• [Directions]:
Select every line containing the word "gasoline" from the material, and copy those lines.

• [Data supplied]:
────────

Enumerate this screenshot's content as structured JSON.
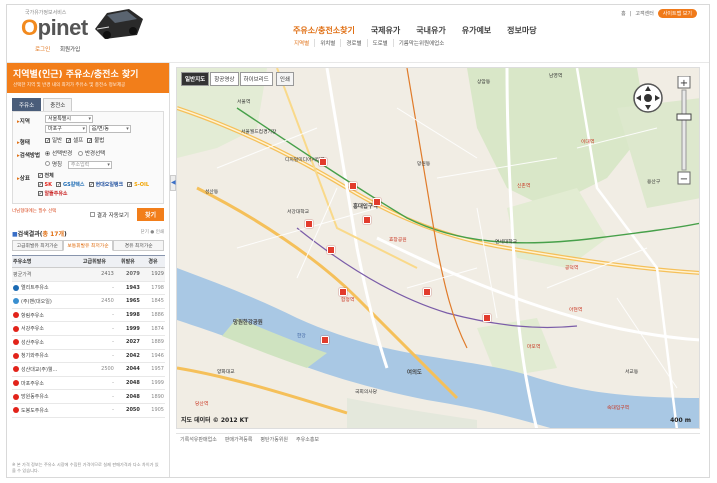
{
  "header": {
    "logo_sub": "국가유가정보서비스",
    "logo_o": "O",
    "logo_rest": "pinet",
    "login": "로그인",
    "join": "회원가입",
    "util": {
      "home": "홈",
      "customer": "고객센터",
      "sitemap": "사이트맵 보기"
    },
    "nav": [
      "주유소/충전소찾기",
      "국제유가",
      "국내유가",
      "유가예보",
      "정보마당"
    ],
    "subnav": [
      "지역별",
      "위치별",
      "경로별",
      "도로별",
      "기름막는위원에업소"
    ]
  },
  "sidebar": {
    "title": "지역별(인근) 주유소/충전소 찾기",
    "desc": "선택한 지역 및 반경 내의 최저가 주유소 및 충전소 정보제공",
    "tabs": [
      "주유소",
      "충전소"
    ],
    "region_label": "지역",
    "region_city": "서울특별시",
    "region_gu": "마포구",
    "region_dong": "읍/면/동",
    "type_label": "형태",
    "types": [
      "일반",
      "셀프",
      "불법"
    ],
    "search_method_label": "검색방법",
    "method_radius": "선택반경",
    "method_radius_alt": "반경선택",
    "method_addr": "명칭",
    "addr_placeholder": "주소입력",
    "brand_label": "상표",
    "brand_all": "전체",
    "brands": [
      "SK",
      "GS칼텍스",
      "현대오일뱅크",
      "S-OIL",
      "알뜰주유소"
    ],
    "note": "너님형대에는 필수 선택",
    "result_auto": "결과 자동보기",
    "search_btn": "찾기",
    "results_title_prefix": "검색결과",
    "results_count": "총 17개",
    "results_tools": "닫기 ● 인쇄",
    "sort_tabs": [
      "고급휘발유 최저가순",
      "보통휘발유 최저가순",
      "경유 최저가순"
    ],
    "table_headers": [
      "주유소명",
      "고급휘발유",
      "휘발유",
      "경유"
    ],
    "avg_row": {
      "name": "평균가격",
      "premium": "2413",
      "gasoline": "2079",
      "diesel": "1929"
    },
    "rows": [
      {
        "name": "엘리트주유소",
        "premium": "-",
        "gasoline": "1943",
        "diesel": "1798",
        "color": "#1b6ab3"
      },
      {
        "name": "(주)밴(대오일)",
        "premium": "2450",
        "gasoline": "1965",
        "diesel": "1845",
        "color": "#3a8fd0"
      },
      {
        "name": "항림주유소",
        "premium": "-",
        "gasoline": "1998",
        "diesel": "1886",
        "color": "#e2231a"
      },
      {
        "name": "서강주유소",
        "premium": "-",
        "gasoline": "1999",
        "diesel": "1874",
        "color": "#e2231a"
      },
      {
        "name": "성산주유소",
        "premium": "-",
        "gasoline": "2027",
        "diesel": "1889",
        "color": "#e2231a"
      },
      {
        "name": "청기와주유소",
        "premium": "-",
        "gasoline": "2042",
        "diesel": "1946",
        "color": "#e2231a"
      },
      {
        "name": "성산대교(주)웰...",
        "premium": "2500",
        "gasoline": "2044",
        "diesel": "1957",
        "color": "#e2231a"
      },
      {
        "name": "마포주유소",
        "premium": "-",
        "gasoline": "2048",
        "diesel": "1999",
        "color": "#e2231a"
      },
      {
        "name": "망원동주유소",
        "premium": "-",
        "gasoline": "2048",
        "diesel": "1890",
        "color": "#e2231a"
      },
      {
        "name": "도봉도주유소",
        "premium": "-",
        "gasoline": "2050",
        "diesel": "1905",
        "color": "#e2231a"
      }
    ],
    "foot_note": "※ 본 가격 정보는 주유소 시장에 수집된 가격이므로 실제 판매가격과 다소 차이가 있을 수 있습니다."
  },
  "map": {
    "types": [
      "일반지도",
      "항공영상",
      "하이브리드"
    ],
    "print": "인쇄",
    "copyright": "지도 데이터 © 2012 KT",
    "scale": "400 m",
    "labels": [
      "서울월드컵경기장",
      "망원한강공원",
      "한강",
      "양화대교",
      "합정역",
      "홍대입구역",
      "신촌역",
      "이대역",
      "아현역",
      "공덕역",
      "마포역",
      "여의도",
      "국회의사당",
      "디지털미디어시티역",
      "상암동",
      "연세대학교",
      "서강대학교",
      "성산동",
      "망원동",
      "서교동",
      "용산구",
      "효창공원",
      "서울역",
      "남영역",
      "숙대입구역",
      "동교동",
      "연희동",
      "대흥동",
      "산천동",
      "당산역"
    ]
  },
  "footer": [
    "기록석유판매업소",
    "판매가격등록",
    "평탄가동위원",
    "주유소홍보"
  ]
}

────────

• [Task response]:
      "gasoline": "2079",
        "gasoline": "1943",
        "gasoline": "1965",
        "gasoline": "1998",
        "gasoline": "1999",
        "gasoline": "2027",
        "gasoline": "2042",
        "gasoline": "2044",
        "gasoline": "2048",
        "gasoline": "2048",
        "gasoline": "2050",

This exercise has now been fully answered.